Why You Should Trust Us
Our sleep specialists test mattresses with varying price-points to compare very economical models with luxury-oriented designs. We can therefore attest that not every top-performing mattress comes with a premium price tag.
We assess models based on strict product testing methodology across categories like pressure relief, temperature control, and durability. After stacking these and other performance features against relative cost, we came up with a curated list of the best mattresses under $1,000 that takes into account all types of sleep styles and body sizes.
How to Choose a Mattress Under $1,000
Higher quality is generally associated with steeper costs, but this isn’t a hard and fast rule. Budget-conscious shoppers can still find outstanding models without breaking the bank. Knowing the relationship between price, construction type, and materials can help you find a bargain without sacrificing quality.
A mattress with a suspiciously low sticker price may be too good to be true. Very low prices often indicate inferior materials or shoddy craftsmanship, which usually means a shorter lifespan. An inexpensive but low-quality model might backfire in the long run, as it will likely wear down at a much faster rate.
Mattress type also plays a role in pricing, since certain materials and construction methods are more costly than others. A simple two-layer foam model is typically less expensive than a complex five-layer hybrid. With that said, every mattress category has its bargain buys.
To get the most comfort and support, we recommend factoring in your sleep style when shopping for a mattress. Most side sleepers do well with a softer model that cushions pressure points on the shoulders and hips. Stomach and back sleepers, on the other hand, generally fare better with a firmer mattress that can support these heavier areas.
What Affects the Price of a Mattress?
Mattress costs may seem random at times, but several factors consistently influence pricing. Size, thickness, and material type all affect sticker price. Purchasing a mattress online tends to be more affordable than shopping at a brick-and-mortar store.
Cost goes up with size, so a king size mattress is a bigger investment than a twin bed. If you’re trying to furnish a guest room on a budget, buying a full size mattress instead of a queen may save you money. Similarly, couples can shave off cost without compromising quality by opting for a queen instead of a king size model.

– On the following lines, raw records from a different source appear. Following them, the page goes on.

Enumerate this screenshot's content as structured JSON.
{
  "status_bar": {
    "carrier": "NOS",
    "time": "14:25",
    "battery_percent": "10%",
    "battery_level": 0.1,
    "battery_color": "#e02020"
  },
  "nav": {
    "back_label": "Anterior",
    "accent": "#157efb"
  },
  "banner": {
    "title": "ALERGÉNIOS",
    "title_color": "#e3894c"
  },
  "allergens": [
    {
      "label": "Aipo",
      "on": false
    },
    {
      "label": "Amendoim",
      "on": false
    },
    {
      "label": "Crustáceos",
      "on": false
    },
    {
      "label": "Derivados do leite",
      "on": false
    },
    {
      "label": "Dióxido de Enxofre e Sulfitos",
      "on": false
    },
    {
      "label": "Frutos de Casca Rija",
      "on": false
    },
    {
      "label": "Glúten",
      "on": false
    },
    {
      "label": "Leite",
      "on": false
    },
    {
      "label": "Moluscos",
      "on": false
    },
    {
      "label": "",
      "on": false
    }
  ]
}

Mattresses with fewer layers are generally less expensive than more complex designs. Thicker layers also correspond to higher prices. However, we’ve found that thinner comfort or support systems are less likely to withstand the test of time.
Where You Buy the Mattress
The shift to online purchasing in recent years has resulted in dramatically lower prices for shoppers. Brick-and-mortar stores have higher overhead, which often means less competitive pricing than online retailers.
The mattress-in-a-box business model revolutionized the bedding industry. Professional installation generally isn’t necessary, and shipping is commonly free. Online shopping usually offers more discounts, either directly on the mattress company’s website or through other retailers who sell their products.
Quality and Type of Materials
Certain materials are inherently more expensive than others, especially if they use cooling technology or sustainable components. Memory foam and latex models are usually costlier than polyfoam or innerspring mattresses. Traditional innerspring mattresses are much less expensive than hybrids, which generally use more sophisticated coil systems to reduce motion transfer and heat buildup.
Material quality and density also impact price. A thinner mattress made from relatively lightweight foam might be affordable, but it’s unlikely to hold up to normal wear and tear over time. Natural or organic materials are usually more expensive than their synthetic counterparts, especially when it comes to latex.